The port director and his staff have been fending off the annual challenges of doing business at a river port.
“It’s been very challenging in several ways,” says Hart. “We had another high-water period that created some problems for us. When it gets too high, we can’t unload barges. We helped a few other companies when their facilities got too high, we still had enough room to move some of the work over here and get it done.”
The port has twenty-nine businesses and nineteen terminals that Hart works with to ensure loading and unloading could get done.
“It increases costs and we’re trying to be as efficient as we can. High water and low water periods are always a challenge. And thrown the pandemic in on top of that and I never want to see 2020 again. We survived through but we’re not over it. Everyone has a renewed sense of caution lately to be more careful than we’ve been.”
The pandemic wreaked a bit of havoc on having enough personnel on a day-to-day basis as well.
“The COVID issue impacted us from an employee point based on the actions adopted during the period. There were times when employees were sent home due to possible exposure,” he said. “We paid our people all the way through and no one suffered a loss of employment. But it hurt our scheduling and our ability to work with enough crew on occasion.”
Hart has eleven full time employees at the Port of Greenville. The problems with low water, which is a current problem delays barges that can’t get in.
“We had some challenges until the dredge got here and it left today (November 12),” he says. “Our depth in the channel had gotten pretty close to loading levels and we could only take one barge out of the port at a time to the river. Now that dredging has been completed, we can make that up.”
The Corps usually takes about a week to dredge the port. Hart noted that approximately three to $4 million was spent in new construction activity. “And we’re about to execute a contract for $400,000 to improve a building here. And we’ve got another contract to improve a connector road. That will be about $500,000. That’s the port commission itself. Other businesses have expanded their equipment and facilities. But it’s not as big as previous years just because of the way this pandemic has hit a lot of things.”
The Port of Vicksburg handles 14 million tons of freight each year and has the state’s only rail crossing over the river. It has been designated as a Foreign Trade Zone and Port of Entry and also maintains a US Customs Service. There is both road access through Highway 61 and Interstate 20. The rail line connects to Jackson and to Tallulah, Louisiana. Their facilities include warehouse space, open bulk and hard surface loading area with direct dump ramp and direct barge loading as well as palletized load handling. The port services offer all-weather loading and unloading, warehousing, liquid warehousing facilities, barge fleeting, marshaling along with barge cleaning and refurbishing. There is more than 1,000 acres available for associated industrial development at the Port of Vicksburg. Pablo Diaz is the Port Director and has been collecting shipping information but does not have a complete report at press time.

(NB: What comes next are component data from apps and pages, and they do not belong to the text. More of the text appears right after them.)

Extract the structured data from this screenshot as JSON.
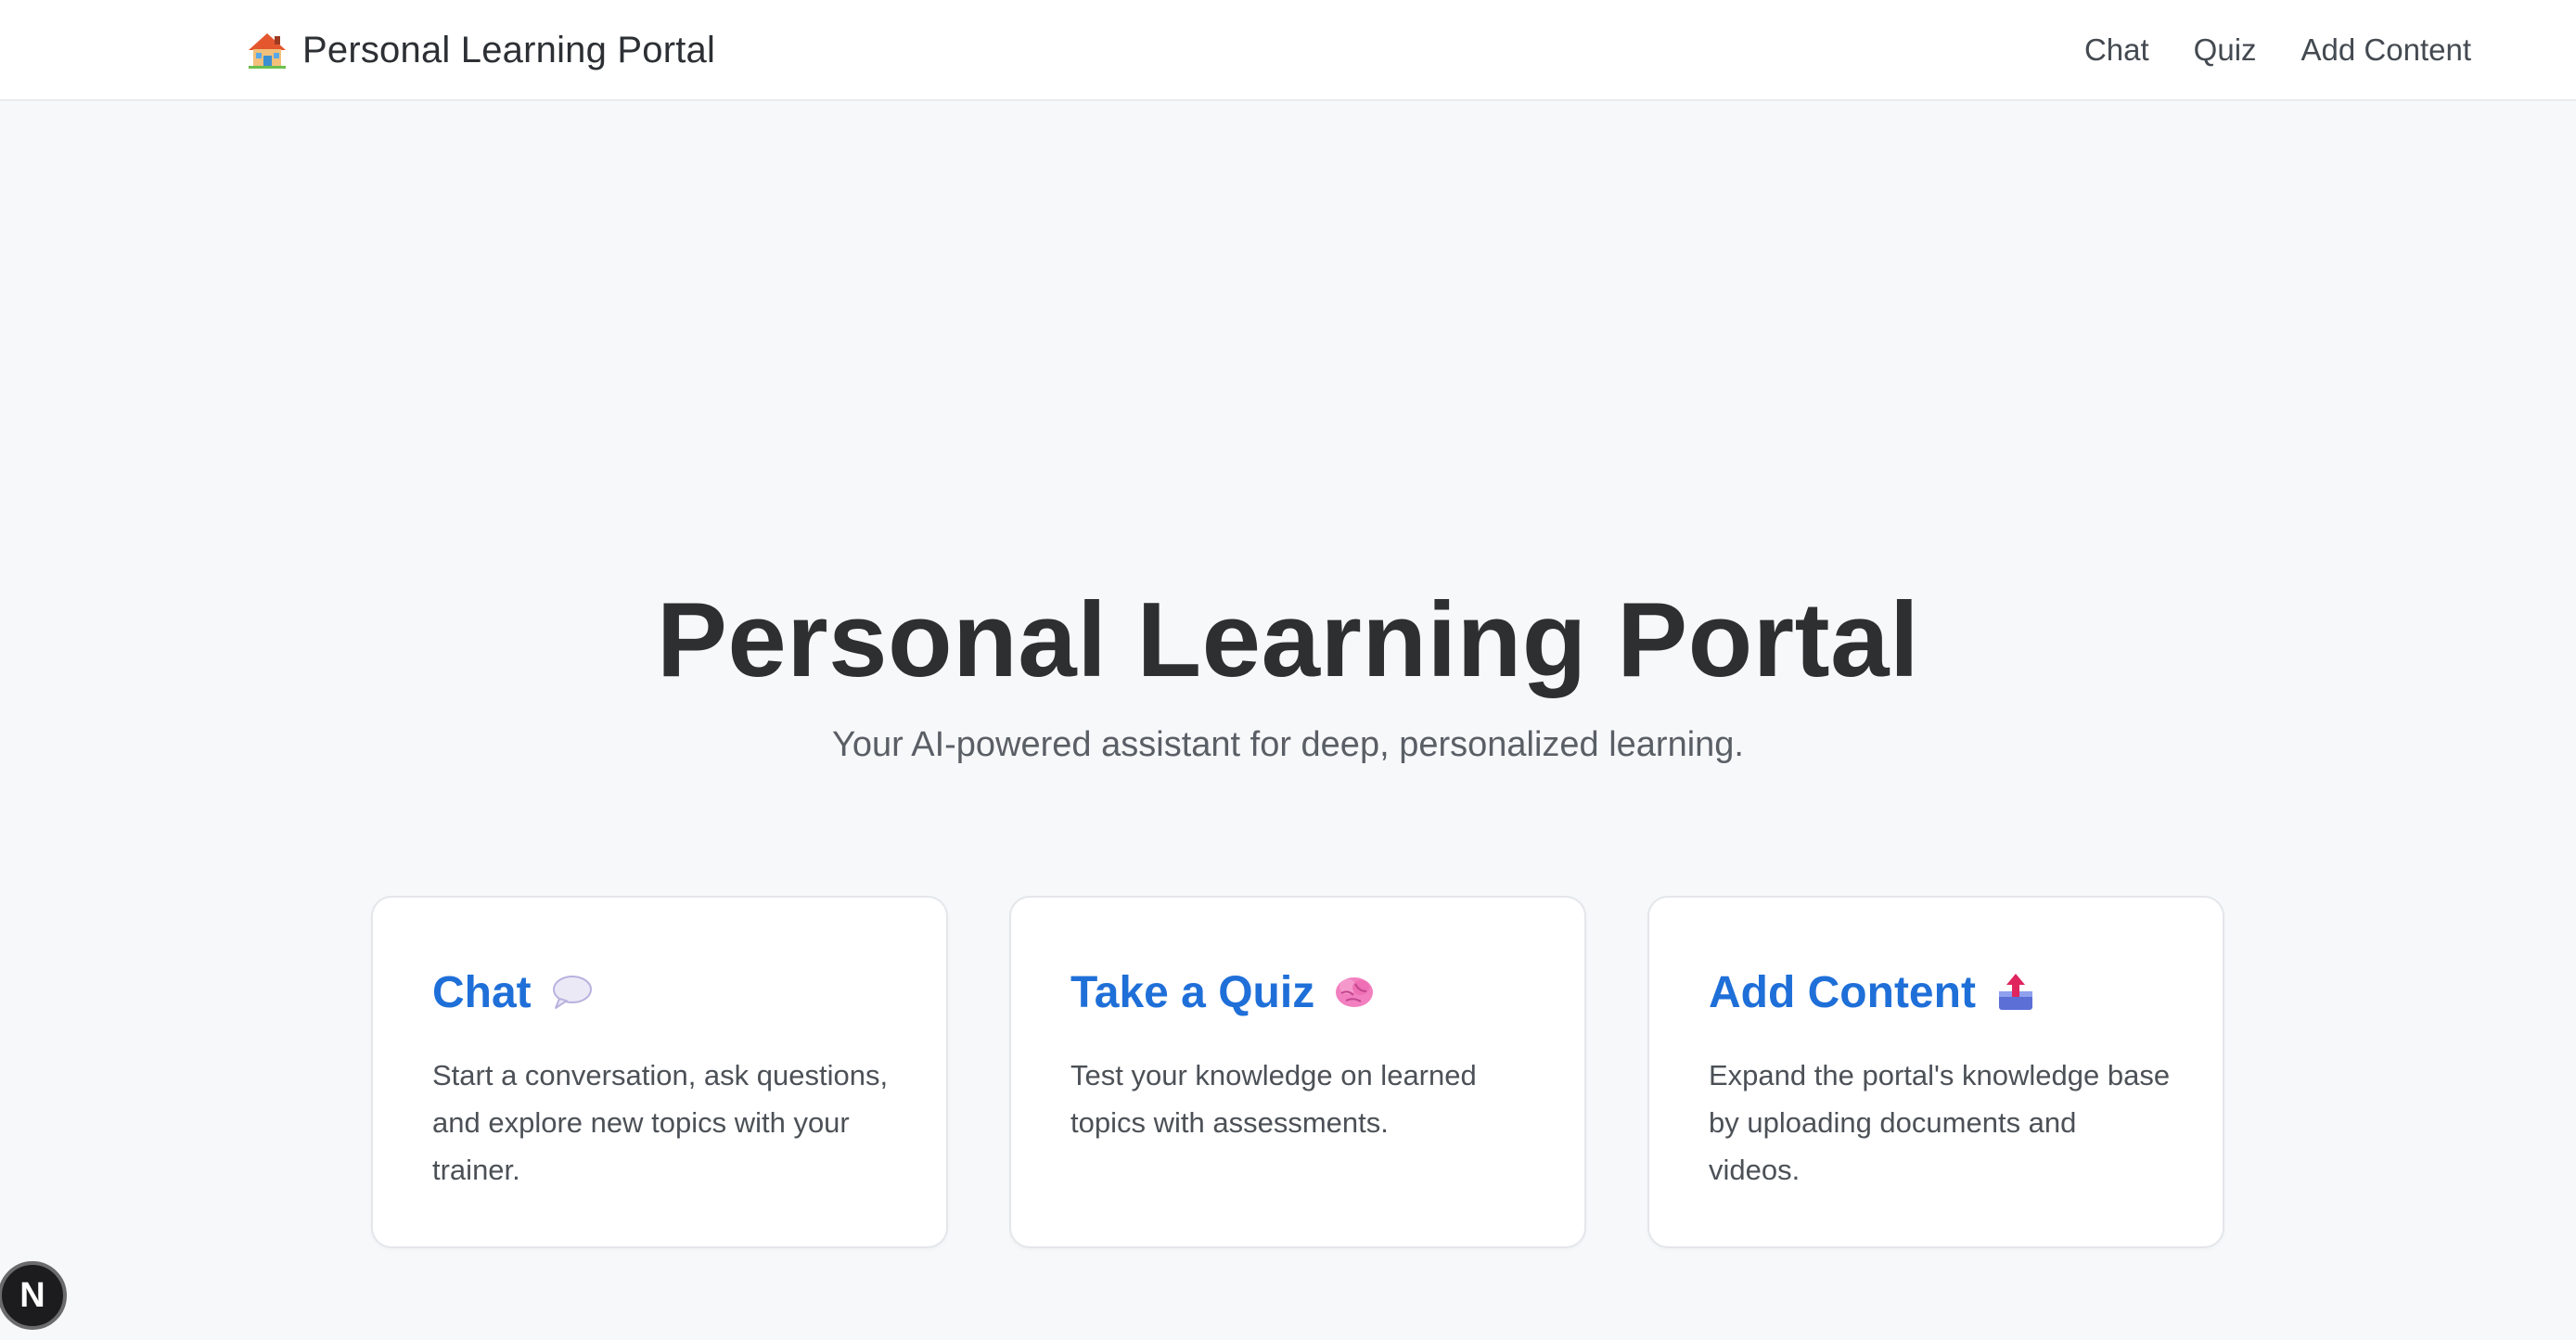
{
  "navbar": {
    "brand_title": "Personal Learning Portal",
    "brand_icon": "house-icon",
    "links": [
      {
        "label": "Chat"
      },
      {
        "label": "Quiz"
      },
      {
        "label": "Add Content"
      }
    ]
  },
  "hero": {
    "title": "Personal Learning Portal",
    "subtitle": "Your AI-powered assistant for deep, personalized learning."
  },
  "cards": [
    {
      "title": "Chat",
      "icon": "speech-bubble-icon",
      "description": "Start a conversation, ask questions, and explore new topics with your trainer."
    },
    {
      "title": "Take a Quiz",
      "icon": "brain-icon",
      "description": "Test your knowledge on learned topics with assessments."
    },
    {
      "title": "Add Content",
      "icon": "outbox-tray-icon",
      "description": "Expand the portal's knowledge base by uploading documents and videos."
    }
  ],
  "dev_badge": {
    "label": "N"
  },
  "colors": {
    "accent": "#1f6fd8",
    "background": "#f7f8fa",
    "card_background": "#ffffff",
    "heading": "#2d2f31"
  }
}
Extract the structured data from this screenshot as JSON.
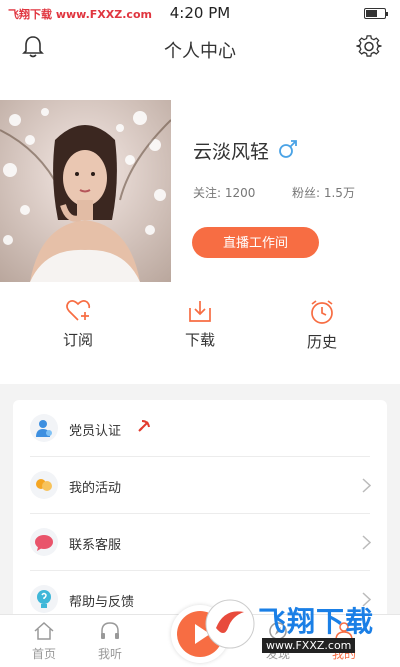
{
  "status_bar": {
    "carrier": "飞翔下载 www.FXXZ.com",
    "time": "4:20 PM",
    "battery_level": 0.55
  },
  "header": {
    "title": "个人中心",
    "left_icon": "bell-icon",
    "right_icon": "gear-icon"
  },
  "profile": {
    "username": "云淡风轻",
    "gender_icon": "male-symbol-icon",
    "follow_label": "关注: 1200",
    "fans_label": "粉丝: 1.5万",
    "live_button": "直播工作间",
    "accent_color": "#f76d43"
  },
  "actions": [
    {
      "label": "订阅",
      "icon": "heart-plus-icon"
    },
    {
      "label": "下载",
      "icon": "download-icon"
    },
    {
      "label": "历史",
      "icon": "clock-icon"
    }
  ],
  "menu": [
    {
      "label": "党员认证",
      "icon": "party-member-icon"
    },
    {
      "label": "我的活动",
      "icon": "activity-icon"
    },
    {
      "label": "联系客服",
      "icon": "customer-service-icon"
    },
    {
      "label": "帮助与反馈",
      "icon": "help-icon"
    }
  ],
  "tabbar": {
    "tabs": [
      {
        "label": "首页",
        "icon": "home-icon"
      },
      {
        "label": "我听",
        "icon": "headphones-icon"
      },
      {
        "label": "发现",
        "icon": "discover-icon"
      },
      {
        "label": "我的",
        "icon": "profile-icon"
      }
    ],
    "active_tab": "我的"
  },
  "watermark": {
    "main": "飞翔下载",
    "sub": "www.FXXZ.com"
  }
}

“We are in the process of doing our annual survey and data collection to determine tonnage for the Vicksburg area,” says Diaz. “For that reason, we cannot yet report any final numbers. In terms of how this year compares to last year, we have unfortunately seen a drop in tonnage that would make this year a below average year for our region.”
There were several factors that Diaz attributed to the lower volume.
“A combination of COVID-19 as well as the low price of oil has affected our volume in Vicksburg. That being said, the region continues to see a sharp increase in interest from wood related industries, which are both moving and expanding in the area. We see huge potential for river transportation opportunities from that industry sector as we go into 2021 and beyond.”
Each year, several thousand vessels carry around 500 million tons of cargo up and down the Mississippi, including more than half of the country’s grain exports. The Mississippi Delta Ports continue to strive to keep the barges moving in both high and low water and even through a pandemic.